As a Strategic Business Leader, you have seen fire extinguishers at your business premises. Have you ever thought that Is this fire protection equipment ready to use and as per the current applicable BIS standard? To make sure, take a moment to brush up on five things you need to know about fire extinguishers. Remember Fire accidents happen because of a lack of knowledge and ignorance.
Extinguishers Are Designed for Specific Types of Fires
It is critical to understand the Classification of Fires. Since the Type of Fire Extinguisher applied depends on its suitability for the Class of Fire. An extinguisher is effective only for the class of fire that it is intended for, there is no one type of fire extinguisher that is universally acceptable for all classes of fire. Careful consideration needs to be given while selecting the most suitable type of fire extinguisher.
The classification of fire is briefly explained below,
Class A – Fires involving solid combustible materials such as wood, paper, rubber, plastics
Class B – Fires involving flammable liquids or liquefiable solids
Class C – Fires involving flammable gases under pressure including liquefied gases
Class D – Fires involving reactive metals such as Magnesium, Aluminium, Zinc, Sodium, Potassium
Class F – Fires involving cooking media like vegetable or animal oils and fats in cooking appliances
And Fires involving energized electrical conductors
Types of Fire extinguishers with the suitability of operation on the fire class is mentioned here,
- Water type fire extinguishers are suitable for Class A fires
- Foam type fire extinguishers are suitable for Class A and Class B fires
- Sodium Bicarbonate dry chemical fire extinguishers are suitable for Class B, and Class C fires.
- Mono Ammonium Phosphate dry chemical fire extinguishers are suitable for Class A, Class B, and Class C fires.
- Water mist fire extinguishers are suitable for environments with sensitive equipment that could be damaged by dry chemical powder fire extinguishers.
- Clean agent fire extinguishers are suitable for Class A, Class B, and Class C, and electrically induced fires.

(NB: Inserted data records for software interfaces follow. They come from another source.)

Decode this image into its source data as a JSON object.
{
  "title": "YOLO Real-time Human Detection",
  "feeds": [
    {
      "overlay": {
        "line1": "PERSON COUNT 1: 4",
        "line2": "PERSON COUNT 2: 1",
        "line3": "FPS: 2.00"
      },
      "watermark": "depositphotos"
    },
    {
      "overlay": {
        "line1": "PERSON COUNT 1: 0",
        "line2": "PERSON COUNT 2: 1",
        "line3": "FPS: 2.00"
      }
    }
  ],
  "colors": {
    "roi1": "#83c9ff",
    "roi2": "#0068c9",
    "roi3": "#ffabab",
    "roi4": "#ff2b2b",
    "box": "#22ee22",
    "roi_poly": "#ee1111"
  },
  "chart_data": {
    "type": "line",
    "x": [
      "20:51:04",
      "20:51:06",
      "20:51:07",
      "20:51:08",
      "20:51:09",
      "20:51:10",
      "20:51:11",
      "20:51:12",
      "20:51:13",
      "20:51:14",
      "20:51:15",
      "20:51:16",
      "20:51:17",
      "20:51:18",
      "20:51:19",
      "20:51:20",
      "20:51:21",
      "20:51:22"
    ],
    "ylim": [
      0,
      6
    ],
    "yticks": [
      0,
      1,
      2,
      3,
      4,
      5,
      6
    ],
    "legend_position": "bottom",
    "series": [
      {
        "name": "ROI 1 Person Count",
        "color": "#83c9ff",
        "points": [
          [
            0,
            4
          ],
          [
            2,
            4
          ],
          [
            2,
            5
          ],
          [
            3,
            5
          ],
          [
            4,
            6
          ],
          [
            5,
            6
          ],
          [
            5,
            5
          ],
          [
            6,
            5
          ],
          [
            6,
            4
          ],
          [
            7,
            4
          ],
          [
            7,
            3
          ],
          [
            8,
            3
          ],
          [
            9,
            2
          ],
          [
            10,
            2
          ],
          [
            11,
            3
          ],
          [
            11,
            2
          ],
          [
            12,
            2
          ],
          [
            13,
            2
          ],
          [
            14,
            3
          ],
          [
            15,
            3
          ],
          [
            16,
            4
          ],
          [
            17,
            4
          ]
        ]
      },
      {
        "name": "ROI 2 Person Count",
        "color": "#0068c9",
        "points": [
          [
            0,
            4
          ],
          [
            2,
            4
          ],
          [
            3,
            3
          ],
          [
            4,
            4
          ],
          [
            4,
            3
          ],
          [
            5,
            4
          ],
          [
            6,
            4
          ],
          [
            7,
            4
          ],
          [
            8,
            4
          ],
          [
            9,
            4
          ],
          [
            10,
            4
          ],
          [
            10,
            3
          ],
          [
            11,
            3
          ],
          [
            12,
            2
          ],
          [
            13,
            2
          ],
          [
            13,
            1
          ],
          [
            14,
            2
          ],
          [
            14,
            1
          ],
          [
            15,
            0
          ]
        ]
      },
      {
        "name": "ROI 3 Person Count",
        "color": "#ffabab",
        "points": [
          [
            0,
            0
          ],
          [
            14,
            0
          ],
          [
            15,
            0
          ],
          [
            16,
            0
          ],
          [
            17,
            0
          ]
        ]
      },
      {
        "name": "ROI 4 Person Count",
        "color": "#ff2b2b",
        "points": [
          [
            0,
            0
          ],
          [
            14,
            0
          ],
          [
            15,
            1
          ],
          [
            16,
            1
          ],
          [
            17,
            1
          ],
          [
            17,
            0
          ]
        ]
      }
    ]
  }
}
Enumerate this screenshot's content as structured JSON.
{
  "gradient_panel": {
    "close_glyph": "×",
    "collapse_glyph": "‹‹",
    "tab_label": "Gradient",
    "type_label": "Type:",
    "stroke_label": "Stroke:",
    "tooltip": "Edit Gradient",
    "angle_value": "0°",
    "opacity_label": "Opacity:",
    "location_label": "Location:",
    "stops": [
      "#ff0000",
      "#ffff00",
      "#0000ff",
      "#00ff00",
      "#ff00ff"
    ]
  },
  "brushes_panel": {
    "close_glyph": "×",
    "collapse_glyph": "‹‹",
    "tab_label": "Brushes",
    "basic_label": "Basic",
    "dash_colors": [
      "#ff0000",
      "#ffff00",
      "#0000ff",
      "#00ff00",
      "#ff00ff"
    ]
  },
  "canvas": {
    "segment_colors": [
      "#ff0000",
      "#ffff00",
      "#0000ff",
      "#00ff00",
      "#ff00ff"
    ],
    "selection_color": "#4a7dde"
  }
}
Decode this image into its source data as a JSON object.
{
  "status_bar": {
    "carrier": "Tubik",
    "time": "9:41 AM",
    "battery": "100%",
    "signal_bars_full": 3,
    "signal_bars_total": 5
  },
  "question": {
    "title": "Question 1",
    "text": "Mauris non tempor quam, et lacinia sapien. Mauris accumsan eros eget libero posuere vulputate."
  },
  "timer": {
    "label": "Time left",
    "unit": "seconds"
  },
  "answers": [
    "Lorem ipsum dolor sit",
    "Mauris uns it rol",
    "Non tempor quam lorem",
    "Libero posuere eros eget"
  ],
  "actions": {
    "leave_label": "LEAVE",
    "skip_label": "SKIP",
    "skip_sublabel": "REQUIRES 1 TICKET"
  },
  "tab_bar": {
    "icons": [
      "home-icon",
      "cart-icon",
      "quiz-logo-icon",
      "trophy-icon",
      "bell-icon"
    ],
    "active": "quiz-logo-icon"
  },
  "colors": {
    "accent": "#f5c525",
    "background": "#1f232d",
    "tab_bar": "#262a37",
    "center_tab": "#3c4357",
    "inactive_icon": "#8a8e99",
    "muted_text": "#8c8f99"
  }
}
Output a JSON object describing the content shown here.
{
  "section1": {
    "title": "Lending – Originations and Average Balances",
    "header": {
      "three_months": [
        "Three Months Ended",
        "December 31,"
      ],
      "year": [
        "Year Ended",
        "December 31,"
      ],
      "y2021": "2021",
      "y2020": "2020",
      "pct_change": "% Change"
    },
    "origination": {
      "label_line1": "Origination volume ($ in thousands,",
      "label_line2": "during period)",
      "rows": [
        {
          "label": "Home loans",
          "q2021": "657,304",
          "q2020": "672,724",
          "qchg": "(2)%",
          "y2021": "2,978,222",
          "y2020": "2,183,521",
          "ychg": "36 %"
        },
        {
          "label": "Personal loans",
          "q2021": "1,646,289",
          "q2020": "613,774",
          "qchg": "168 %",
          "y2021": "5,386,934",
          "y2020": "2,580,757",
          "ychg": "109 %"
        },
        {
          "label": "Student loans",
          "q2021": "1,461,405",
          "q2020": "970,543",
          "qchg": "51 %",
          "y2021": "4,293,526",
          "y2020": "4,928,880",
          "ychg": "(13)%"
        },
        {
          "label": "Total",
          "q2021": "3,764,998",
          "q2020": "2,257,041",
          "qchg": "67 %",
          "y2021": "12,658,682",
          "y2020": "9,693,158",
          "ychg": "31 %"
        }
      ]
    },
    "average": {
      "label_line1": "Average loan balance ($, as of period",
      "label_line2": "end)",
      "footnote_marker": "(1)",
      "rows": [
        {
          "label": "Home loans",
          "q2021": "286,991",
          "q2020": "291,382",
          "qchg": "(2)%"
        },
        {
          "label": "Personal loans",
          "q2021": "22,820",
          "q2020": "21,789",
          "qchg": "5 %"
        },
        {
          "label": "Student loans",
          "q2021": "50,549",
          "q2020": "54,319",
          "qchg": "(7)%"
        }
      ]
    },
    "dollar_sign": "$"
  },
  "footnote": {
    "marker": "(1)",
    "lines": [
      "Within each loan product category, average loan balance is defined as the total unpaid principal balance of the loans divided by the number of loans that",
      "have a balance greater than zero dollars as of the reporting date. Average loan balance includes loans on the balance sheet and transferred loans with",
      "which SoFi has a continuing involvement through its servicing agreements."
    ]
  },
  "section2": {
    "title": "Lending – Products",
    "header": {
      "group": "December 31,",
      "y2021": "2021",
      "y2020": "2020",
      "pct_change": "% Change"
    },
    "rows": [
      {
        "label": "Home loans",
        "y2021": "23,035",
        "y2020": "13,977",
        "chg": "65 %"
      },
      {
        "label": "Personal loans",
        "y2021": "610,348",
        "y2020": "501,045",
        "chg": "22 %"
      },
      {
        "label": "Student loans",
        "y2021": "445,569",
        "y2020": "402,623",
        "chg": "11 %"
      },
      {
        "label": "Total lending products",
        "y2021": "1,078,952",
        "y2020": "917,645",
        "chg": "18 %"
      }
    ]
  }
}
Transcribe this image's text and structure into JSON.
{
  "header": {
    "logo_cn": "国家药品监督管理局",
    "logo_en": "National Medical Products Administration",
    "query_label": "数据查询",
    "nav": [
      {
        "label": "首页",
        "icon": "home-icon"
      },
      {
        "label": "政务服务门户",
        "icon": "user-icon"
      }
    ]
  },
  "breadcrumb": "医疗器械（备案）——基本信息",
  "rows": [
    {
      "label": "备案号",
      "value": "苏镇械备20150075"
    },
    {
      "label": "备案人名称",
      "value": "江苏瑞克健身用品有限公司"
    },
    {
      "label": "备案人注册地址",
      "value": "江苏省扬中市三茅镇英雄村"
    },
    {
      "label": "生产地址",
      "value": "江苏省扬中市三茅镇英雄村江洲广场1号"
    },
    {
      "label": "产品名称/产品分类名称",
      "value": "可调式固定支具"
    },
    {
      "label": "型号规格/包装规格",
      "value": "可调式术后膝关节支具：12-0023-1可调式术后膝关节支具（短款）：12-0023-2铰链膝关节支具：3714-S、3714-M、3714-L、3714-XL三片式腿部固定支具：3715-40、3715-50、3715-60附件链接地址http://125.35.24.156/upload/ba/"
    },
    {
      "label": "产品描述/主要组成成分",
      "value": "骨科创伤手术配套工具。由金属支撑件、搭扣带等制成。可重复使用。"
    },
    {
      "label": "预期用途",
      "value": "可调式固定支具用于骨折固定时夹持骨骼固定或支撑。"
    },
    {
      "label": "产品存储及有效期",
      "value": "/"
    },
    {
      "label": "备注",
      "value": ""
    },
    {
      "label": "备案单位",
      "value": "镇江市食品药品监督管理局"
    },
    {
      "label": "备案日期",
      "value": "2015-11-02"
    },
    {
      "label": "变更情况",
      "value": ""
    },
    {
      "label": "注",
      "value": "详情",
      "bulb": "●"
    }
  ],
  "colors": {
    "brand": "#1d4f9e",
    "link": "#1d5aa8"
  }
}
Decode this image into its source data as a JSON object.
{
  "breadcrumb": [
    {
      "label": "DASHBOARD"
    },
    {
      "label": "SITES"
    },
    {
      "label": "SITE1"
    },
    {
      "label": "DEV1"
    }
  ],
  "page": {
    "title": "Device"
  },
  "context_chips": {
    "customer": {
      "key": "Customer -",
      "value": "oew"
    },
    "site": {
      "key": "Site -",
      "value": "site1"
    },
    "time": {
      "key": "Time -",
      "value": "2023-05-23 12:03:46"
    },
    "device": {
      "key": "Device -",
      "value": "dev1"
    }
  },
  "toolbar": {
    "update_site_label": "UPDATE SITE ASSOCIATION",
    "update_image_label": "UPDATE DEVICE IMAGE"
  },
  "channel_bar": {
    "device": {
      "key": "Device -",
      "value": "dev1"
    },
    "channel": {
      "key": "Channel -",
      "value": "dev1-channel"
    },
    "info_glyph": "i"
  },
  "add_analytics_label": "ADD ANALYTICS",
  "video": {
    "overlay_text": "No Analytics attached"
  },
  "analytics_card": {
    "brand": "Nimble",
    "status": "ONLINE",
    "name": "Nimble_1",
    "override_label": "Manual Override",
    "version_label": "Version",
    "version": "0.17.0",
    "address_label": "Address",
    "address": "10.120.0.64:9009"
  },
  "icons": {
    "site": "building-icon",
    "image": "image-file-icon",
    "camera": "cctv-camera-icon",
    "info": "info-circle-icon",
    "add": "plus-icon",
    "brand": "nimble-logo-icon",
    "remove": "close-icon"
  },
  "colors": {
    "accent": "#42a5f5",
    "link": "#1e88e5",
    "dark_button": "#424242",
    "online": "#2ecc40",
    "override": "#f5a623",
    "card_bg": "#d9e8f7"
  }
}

- Wet Chemical fire extinguishers are suitable for Class F (edible oil/grease) fires in kitchens.
- Carbon dioxide fire extinguishers are suitable for Class B and C fires.
- Tri Eutectic Chloride fire extinguishers are suitable for Class D (combustible reactive metals) fires.
BIS 2190 recommends Monthly Fire Extinguisher Inspections
The most critical inspections are those performed once a year by a professional fire safety service vendor. However, the BIS 2190 recommends monthly visual inspections as well. Fortunately, you can assign a staff member to perform this task with no rigorous training needed. These inspections include:
- Confirming the presence and location of each fire extinguisher
- Ensuring the extinguisher has no apparent signs of damage or tampering
- Checking the pressure gauge
- Making sure the operating instructions are legible
Fire Extinguishers Must be Refilled After Every Use
Maintaining fully charged fire extinguishers is a vital part of keeping your premises safe. If a fire extinguisher was used recently with a small discharge of extinguishing agent to fight a fire, or accidental discharge took place, make it a priority to refill the fire extinguisher so it’s ready for operation in case of a fire emergency. Fire Safety or admin team can prepare the maintenance, refilling, and hydro pressure test schedule as per annexures provided in IS 2190 code of practice.
Fire Extinguishers Don’t Last Forever
While extinguishers have an expiration date, it’s important to replace the same after completion of their lifecycle. As per IS 2190, every fire extinguisher has a defined lifespan (15 Years for CO2 Types and 10 Years for all other types of fire extinguishers). Fire extinguishers to be replaced in accordance with BIS 2190 guidelines.
You Must Dispose of Fire Extinguishers Properly
When it’s time to dispose of an old extinguisher, you can’t just throw it in the trash. The organization shall ensure the safe disposal of fire extinguishers after a fire extinguisher completes its lifespan. Fire extinguishers shall be marked unusable before disposal, so as to prohibit subsequent use.
If the extinguisher is fully or partially charged, call an authorized extinguisher service agency and request the fire extinguisher disposal. Ask for a certificate of disposal mentioning the serial nos. of cylinders from the agency.
If disposal service is not available, operate the fire extinguisher in an open environment. After the fire extinguisher is fully discharged, disengage the valve slowly to ensure the release of residual pressure. Dissemble components of the fire extinguisher. Send the cylinder and other parts to the metal recycler for scrapping. Note the date of rejection and the mode disposal with serial numbers in the register. For mostly or entirely full extinguishers, call your local fire department and inquire about dropping off old canisters at the firehouse. If this isn’t an option, take your extinguisher to a hazardous waste disposal facility.